Late Sequelae of Traumatic Aortic Rupture
A 57-year-old man had a car accident resulting in multiple organ trauma, including severe head injury and a tear of his aortic arch. The aortic tear was repaired with a patch. A follow-up transesophageal echocardiogram (TEE) with a multiplane probe demonstrated a localized bulge at the site of the previous repair, indicating the development of a false aneurysm (FA) with a distinct flap (arrow) separating the true lumen (TL) from the false lumen (Fig 1⇓). The schematic diagram (Fig 2⇓) illustrates the orientation of the imaging plane. The corresponding computerized tomogram is illustrated in Fig 3⇓.

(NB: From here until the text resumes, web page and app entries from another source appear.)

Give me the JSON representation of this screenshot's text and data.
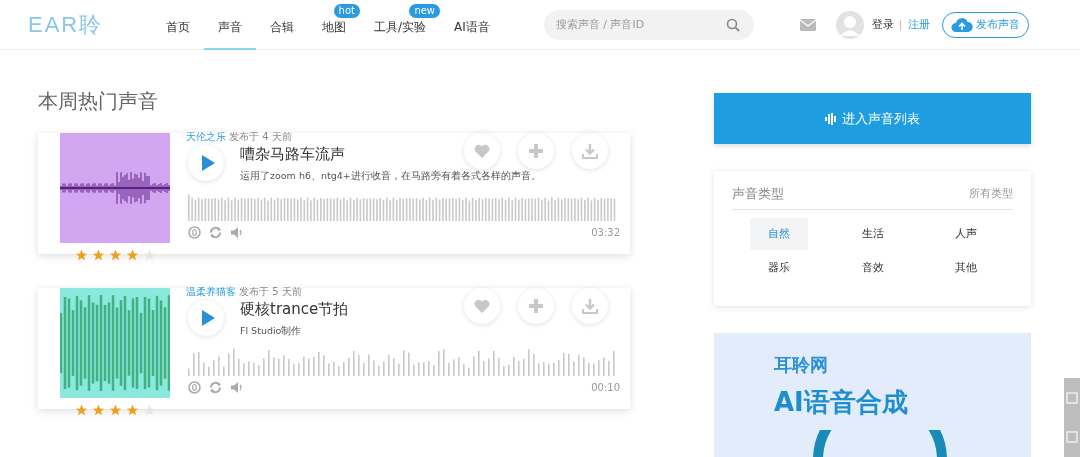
{
  "header": {
    "logo": "EAR聆",
    "nav": [
      {
        "label": "首页",
        "selected": false
      },
      {
        "label": "声音",
        "selected": true
      },
      {
        "label": "合辑",
        "selected": false
      },
      {
        "label": "地图",
        "selected": false,
        "badge": "hot"
      },
      {
        "label": "工具/实验",
        "selected": false,
        "badge": "new"
      },
      {
        "label": "AI语音",
        "selected": false
      }
    ],
    "search": {
      "placeholder": "搜索声音 / 声音ID"
    },
    "login": "登录",
    "separator": "|",
    "register": "注册",
    "publish": "发布声音"
  },
  "section_title": "本周热门声音",
  "sounds": [
    {
      "author": "天伦之乐",
      "posted": "发布于 4 天前",
      "title": "嘈杂马路车流声",
      "description": "运用了zoom h6、ntg4+进行收音，在马路旁有着各式各样的声音。",
      "duration": "03:32",
      "stars": 4,
      "color": "#d3a6f2",
      "kind": "dense"
    },
    {
      "author": "温柔养猫客",
      "posted": "发布于 5 天前",
      "title": "硬核trance节拍",
      "description": "Fl Studio制作",
      "duration": "00:10",
      "stars": 4,
      "color": "#8ae8dc",
      "kind": "varied"
    }
  ],
  "sidebar": {
    "list_button": "进入声音列表",
    "types_title": "声音类型",
    "all_types": "所有类型",
    "types": [
      {
        "label": "自然",
        "selected": true
      },
      {
        "label": "生活",
        "selected": false
      },
      {
        "label": "人声",
        "selected": false
      },
      {
        "label": "器乐",
        "selected": false
      },
      {
        "label": "音效",
        "selected": false
      },
      {
        "label": "其他",
        "selected": false
      }
    ],
    "banner": {
      "site": "耳聆网",
      "headline": "AI语音合成"
    }
  }
}
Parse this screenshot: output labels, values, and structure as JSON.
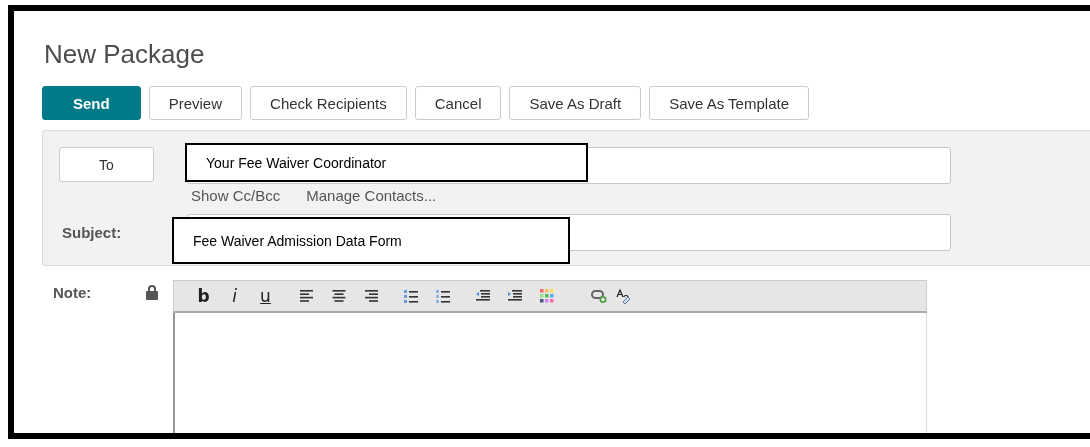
{
  "title": "New Package",
  "actions": [
    {
      "label": "Send",
      "kind": "primary"
    },
    {
      "label": "Preview",
      "kind": "secondary"
    },
    {
      "label": "Check Recipients",
      "kind": "secondary"
    },
    {
      "label": "Cancel",
      "kind": "secondary"
    },
    {
      "label": "Save As Draft",
      "kind": "secondary"
    },
    {
      "label": "Save As Template",
      "kind": "secondary"
    }
  ],
  "to": {
    "button": "To",
    "annotation": "Your Fee Waiver Coordinator",
    "links": [
      "Show Cc/Bcc",
      "Manage Contacts..."
    ]
  },
  "subject": {
    "label": "Subject:",
    "annotation": "Fee Waiver Admission Data Form"
  },
  "note": {
    "label": "Note:",
    "format_letters": [
      "b",
      "i",
      "u"
    ]
  }
}
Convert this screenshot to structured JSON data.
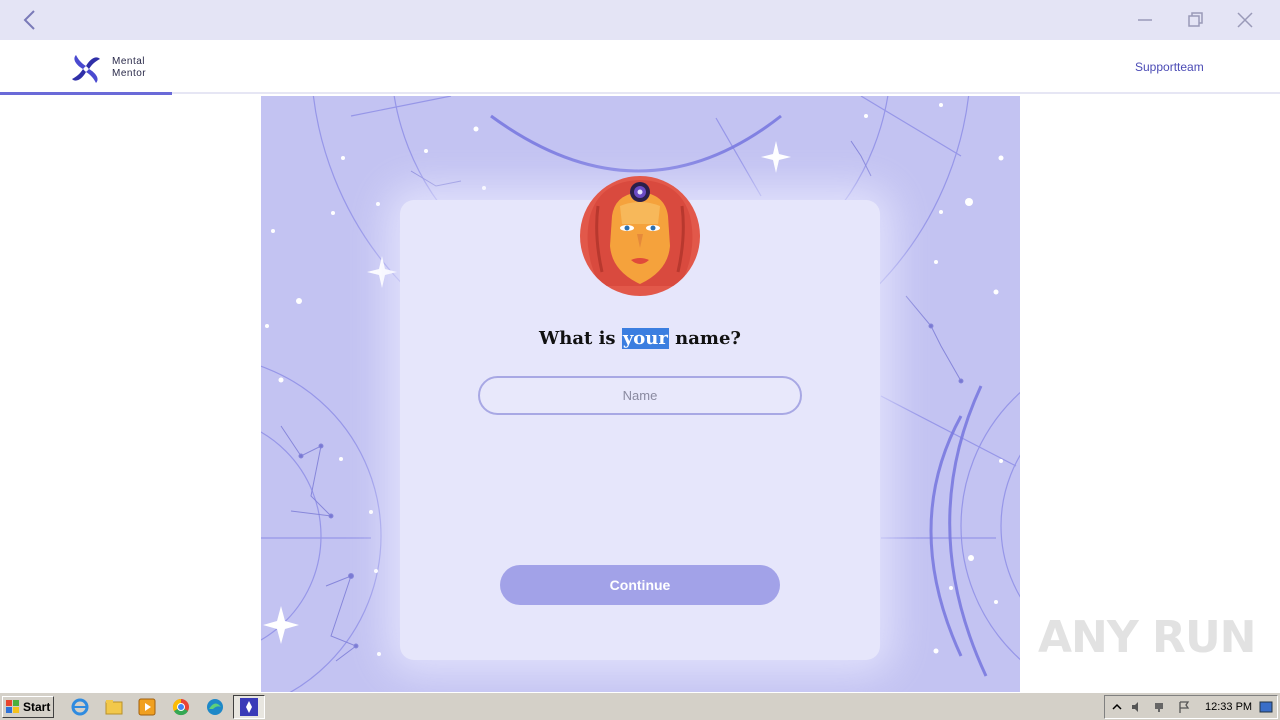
{
  "app": {
    "logo_line1": "Mental",
    "logo_line2": "Mentor",
    "support_label": "Supportteam",
    "brand_color": "#4b4bb5"
  },
  "onboarding": {
    "progress_fraction": 0.134,
    "question_before": "What is ",
    "question_highlight": "your",
    "question_after": " name?",
    "name_placeholder": "Name",
    "name_value": "",
    "continue_label": "Continue"
  },
  "window": {
    "back_icon": "chevron-left-icon",
    "minimize_icon": "minimize-icon",
    "restore_icon": "restore-icon",
    "close_icon": "close-icon"
  },
  "watermark": "ANY RUN",
  "taskbar": {
    "start_label": "Start",
    "clock": "12:33 PM",
    "pinned": [
      "internet-explorer-icon",
      "file-explorer-icon",
      "media-player-icon",
      "chrome-icon",
      "edge-icon",
      "mental-mentor-app-icon"
    ]
  }
}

In view of the localized nature of the false aneurysm and the presence of severe neurological impairment, the patient was managed medically with close follow-up. Repeat TEE at 3 and 6 months showed no progression of the false aneurysm. However, a routine TEE at 10 months showed that the aortic false aneurysm had ruptured (arrow) and assumed a dumbbell shape, with thrombus (Th) lining much of its wall (Fig 4⇓). The schematic and the corresponding computerized tomogram with three-dimensional reconstruction are illustrated in Figs 5⇓ and 6⇓, respectively.
Surgery was performed through a median sternotomy incision with cardiopulmonary bypass and circulatory arrest. A 7-cm mass consisting of fresh and old thrombus was found under the aortic arch. A 2×2-cm defect at the inferior surface of the aortic arch was repaired with a Dacron patch. The patient made an uneventful recovery.
The editor of Images in Cardiovascular Medicine is Hugh A. McAllister, Jr, MD, Chief, Department of Pathology, St Luke’s Episcopal Hospital and Texas Heart Institute, and Clinical Professor of Pathology, University of Texas Medical School and Baylor College of Medicine.
Circulation encourages readers to submit cardiovascular images to Dr Hugh A. McAllister, Jr, St Luke’s Episcopal Hospital and Texas Heart Institute, 6720 Bertner Ave, MC1-267, Houston, TX 77030.
- Copyright © 1998 by American Heart Association